## Task to carry out
Output the listing below, keeping each line exactly as it stands.

Segment Start: Source data

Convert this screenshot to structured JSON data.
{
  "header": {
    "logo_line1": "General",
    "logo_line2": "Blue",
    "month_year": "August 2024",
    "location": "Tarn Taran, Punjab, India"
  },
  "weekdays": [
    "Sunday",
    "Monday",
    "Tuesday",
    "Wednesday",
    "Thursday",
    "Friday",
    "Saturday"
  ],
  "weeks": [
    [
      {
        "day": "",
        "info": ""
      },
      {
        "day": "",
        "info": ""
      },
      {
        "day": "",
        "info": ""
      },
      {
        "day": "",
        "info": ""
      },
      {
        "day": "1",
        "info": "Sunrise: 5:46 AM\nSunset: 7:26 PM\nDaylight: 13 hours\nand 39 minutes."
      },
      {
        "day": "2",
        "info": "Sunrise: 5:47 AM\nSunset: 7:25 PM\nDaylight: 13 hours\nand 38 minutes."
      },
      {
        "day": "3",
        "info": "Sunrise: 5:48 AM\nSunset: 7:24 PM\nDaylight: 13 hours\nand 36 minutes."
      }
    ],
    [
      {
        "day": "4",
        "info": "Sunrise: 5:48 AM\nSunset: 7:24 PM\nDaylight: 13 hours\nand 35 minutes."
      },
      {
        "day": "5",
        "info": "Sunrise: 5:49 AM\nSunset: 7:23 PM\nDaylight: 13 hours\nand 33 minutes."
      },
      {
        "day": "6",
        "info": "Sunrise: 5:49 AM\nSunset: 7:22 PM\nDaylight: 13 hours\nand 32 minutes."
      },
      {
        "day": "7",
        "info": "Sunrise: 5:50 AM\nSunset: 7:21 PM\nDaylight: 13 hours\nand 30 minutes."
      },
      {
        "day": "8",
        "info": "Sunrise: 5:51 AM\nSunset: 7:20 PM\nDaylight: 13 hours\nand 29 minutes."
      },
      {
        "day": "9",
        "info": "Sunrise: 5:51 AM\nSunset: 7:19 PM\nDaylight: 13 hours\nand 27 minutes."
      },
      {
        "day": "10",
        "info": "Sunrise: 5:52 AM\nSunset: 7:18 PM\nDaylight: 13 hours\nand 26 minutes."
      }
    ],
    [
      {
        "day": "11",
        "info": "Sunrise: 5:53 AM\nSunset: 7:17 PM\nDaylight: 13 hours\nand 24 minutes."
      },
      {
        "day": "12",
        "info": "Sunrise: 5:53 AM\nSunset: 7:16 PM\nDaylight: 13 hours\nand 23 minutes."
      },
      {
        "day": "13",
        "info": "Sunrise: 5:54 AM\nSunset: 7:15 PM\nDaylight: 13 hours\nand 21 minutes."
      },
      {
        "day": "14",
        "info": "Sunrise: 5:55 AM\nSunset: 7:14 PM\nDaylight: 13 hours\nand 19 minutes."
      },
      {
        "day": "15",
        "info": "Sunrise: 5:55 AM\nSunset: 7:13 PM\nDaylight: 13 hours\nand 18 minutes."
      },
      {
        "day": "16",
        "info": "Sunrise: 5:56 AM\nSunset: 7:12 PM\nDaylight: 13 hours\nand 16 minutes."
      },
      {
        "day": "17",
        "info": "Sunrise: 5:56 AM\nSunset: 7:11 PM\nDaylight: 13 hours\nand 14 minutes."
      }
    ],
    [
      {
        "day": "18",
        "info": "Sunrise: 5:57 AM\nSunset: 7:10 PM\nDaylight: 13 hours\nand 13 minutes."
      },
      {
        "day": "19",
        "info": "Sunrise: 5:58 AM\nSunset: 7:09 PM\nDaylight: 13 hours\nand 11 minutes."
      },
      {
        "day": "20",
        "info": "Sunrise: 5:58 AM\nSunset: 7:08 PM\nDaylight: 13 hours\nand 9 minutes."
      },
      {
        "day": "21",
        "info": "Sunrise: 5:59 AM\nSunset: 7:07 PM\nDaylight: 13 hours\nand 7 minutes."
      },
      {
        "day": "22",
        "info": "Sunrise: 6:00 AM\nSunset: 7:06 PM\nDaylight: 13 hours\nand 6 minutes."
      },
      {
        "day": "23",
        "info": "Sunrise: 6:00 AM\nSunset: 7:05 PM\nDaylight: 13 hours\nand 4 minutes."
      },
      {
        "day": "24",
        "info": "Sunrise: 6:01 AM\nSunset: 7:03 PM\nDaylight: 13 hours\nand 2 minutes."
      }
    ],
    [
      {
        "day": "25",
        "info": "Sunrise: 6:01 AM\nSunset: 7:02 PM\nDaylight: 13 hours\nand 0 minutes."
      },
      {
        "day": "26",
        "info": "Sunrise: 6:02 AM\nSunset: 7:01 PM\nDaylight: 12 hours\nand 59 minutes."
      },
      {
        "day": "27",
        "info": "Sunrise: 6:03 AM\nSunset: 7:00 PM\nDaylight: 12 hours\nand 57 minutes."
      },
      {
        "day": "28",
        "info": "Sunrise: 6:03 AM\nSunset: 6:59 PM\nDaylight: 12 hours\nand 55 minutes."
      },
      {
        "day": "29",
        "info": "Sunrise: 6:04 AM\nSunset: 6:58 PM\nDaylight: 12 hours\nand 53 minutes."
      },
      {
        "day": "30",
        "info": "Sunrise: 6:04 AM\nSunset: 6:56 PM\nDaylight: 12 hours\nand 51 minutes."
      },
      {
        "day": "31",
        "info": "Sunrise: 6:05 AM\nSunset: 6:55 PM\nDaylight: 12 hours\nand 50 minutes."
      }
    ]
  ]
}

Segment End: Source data

## Final answer
Convert this screenshot to structured JSON data.
{
  "header": {
    "logo_line1": "General",
    "logo_line2": "Blue",
    "month_year": "August 2024",
    "location": "Tarn Taran, Punjab, India"
  },
  "weekdays": [
    "Sunday",
    "Monday",
    "Tuesday",
    "Wednesday",
    "Thursday",
    "Friday",
    "Saturday"
  ],
  "weeks": [
    [
      {
        "day": "",
        "info": ""
      },
      {
        "day": "",
        "info": ""
      },
      {
        "day": "",
        "info": ""
      },
      {
        "day": "",
        "info": ""
      },
      {
        "day": "1",
        "info": "Sunrise: 5:46 AM\nSunset: 7:26 PM\nDaylight: 13 hours\nand 39 minutes."
      },
      {
        "day": "2",
        "info": "Sunrise: 5:47 AM\nSunset: 7:25 PM\nDaylight: 13 hours\nand 38 minutes."
      },
      {
        "day": "3",
        "info": "Sunrise: 5:48 AM\nSunset: 7:24 PM\nDaylight: 13 hours\nand 36 minutes."
      }
    ],
    [
      {
        "day": "4",
        "info": "Sunrise: 5:48 AM\nSunset: 7:24 PM\nDaylight: 13 hours\nand 35 minutes."
      },
      {
        "day": "5",
        "info": "Sunrise: 5:49 AM\nSunset: 7:23 PM\nDaylight: 13 hours\nand 33 minutes."
      },
      {
        "day": "6",
        "info": "Sunrise: 5:49 AM\nSunset: 7:22 PM\nDaylight: 13 hours\nand 32 minutes."
      },
      {
        "day": "7",
        "info": "Sunrise: 5:50 AM\nSunset: 7:21 PM\nDaylight: 13 hours\nand 30 minutes."
      },
      {
        "day": "8",
        "info": "Sunrise: 5:51 AM\nSunset: 7:20 PM\nDaylight: 13 hours\nand 29 minutes."
      },
      {
        "day": "9",
        "info": "Sunrise: 5:51 AM\nSunset: 7:19 PM\nDaylight: 13 hours\nand 27 minutes."
      },
      {
        "day": "10",
        "info": "Sunrise: 5:52 AM\nSunset: 7:18 PM\nDaylight: 13 hours\nand 26 minutes."
      }
    ],
    [
      {
        "day": "11",
        "info": "Sunrise: 5:53 AM\nSunset: 7:17 PM\nDaylight: 13 hours\nand 24 minutes."
      },
      {
        "day": "12",
        "info": "Sunrise: 5:53 AM\nSunset: 7:16 PM\nDaylight: 13 hours\nand 23 minutes."
      },
      {
        "day": "13",
        "info": "Sunrise: 5:54 AM\nSunset: 7:15 PM\nDaylight: 13 hours\nand 21 minutes."
      },
      {
        "day": "14",
        "info": "Sunrise: 5:55 AM\nSunset: 7:14 PM\nDaylight: 13 hours\nand 19 minutes."
      },
      {
        "day": "15",
        "info": "Sunrise: 5:55 AM\nSunset: 7:13 PM\nDaylight: 13 hours\nand 18 minutes."
      },
      {
        "day": "16",
        "info": "Sunrise: 5:56 AM\nSunset: 7:12 PM\nDaylight: 13 hours\nand 16 minutes."
      },
      {
        "day": "17",
        "info": "Sunrise: 5:56 AM\nSunset: 7:11 PM\nDaylight: 13 hours\nand 14 minutes."
      }
    ],
    [
      {
        "day": "18",
        "info": "Sunrise: 5:57 AM\nSunset: 7:10 PM\nDaylight: 13 hours\nand 13 minutes."
      },
      {
        "day": "19",
        "info": "Sunrise: 5:58 AM\nSunset: 7:09 PM\nDaylight: 13 hours\nand 11 minutes."
      },
      {
        "day": "20",
        "info": "Sunrise: 5:58 AM\nSunset: 7:08 PM\nDaylight: 13 hours\nand 9 minutes."
      },
      {
        "day": "21",
        "info": "Sunrise: 5:59 AM\nSunset: 7:07 PM\nDaylight: 13 hours\nand 7 minutes."
      },
      {
        "day": "22",
        "info": "Sunrise: 6:00 AM\nSunset: 7:06 PM\nDaylight: 13 hours\nand 6 minutes."
      },
      {
        "day": "23",
        "info": "Sunrise: 6:00 AM\nSunset: 7:05 PM\nDaylight: 13 hours\nand 4 minutes."
      },
      {
        "day": "24",
        "info": "Sunrise: 6:01 AM\nSunset: 7:03 PM\nDaylight: 13 hours\nand 2 minutes."
      }
    ],
    [
      {
        "day": "25",
        "info": "Sunrise: 6:01 AM\nSunset: 7:02 PM\nDaylight: 13 hours\nand 0 minutes."
      },
      {
        "day": "26",
        "info": "Sunrise: 6:02 AM\nSunset: 7:01 PM\nDaylight: 12 hours\nand 59 minutes."
      },
      {
        "day": "27",
        "info": "Sunrise: 6:03 AM\nSunset: 7:00 PM\nDaylight: 12 hours\nand 57 minutes."
      },
      {
        "day": "28",
        "info": "Sunrise: 6:03 AM\nSunset: 6:59 PM\nDaylight: 12 hours\nand 55 minutes."
      },
      {
        "day": "29",
        "info": "Sunrise: 6:04 AM\nSunset: 6:58 PM\nDaylight: 12 hours\nand 53 minutes."
      },
      {
        "day": "30",
        "info": "Sunrise: 6:04 AM\nSunset: 6:56 PM\nDaylight: 12 hours\nand 51 minutes."
      },
      {
        "day": "31",
        "info": "Sunrise: 6:05 AM\nSunset: 6:55 PM\nDaylight: 12 hours\nand 50 minutes."
      }
    ]
  ]
}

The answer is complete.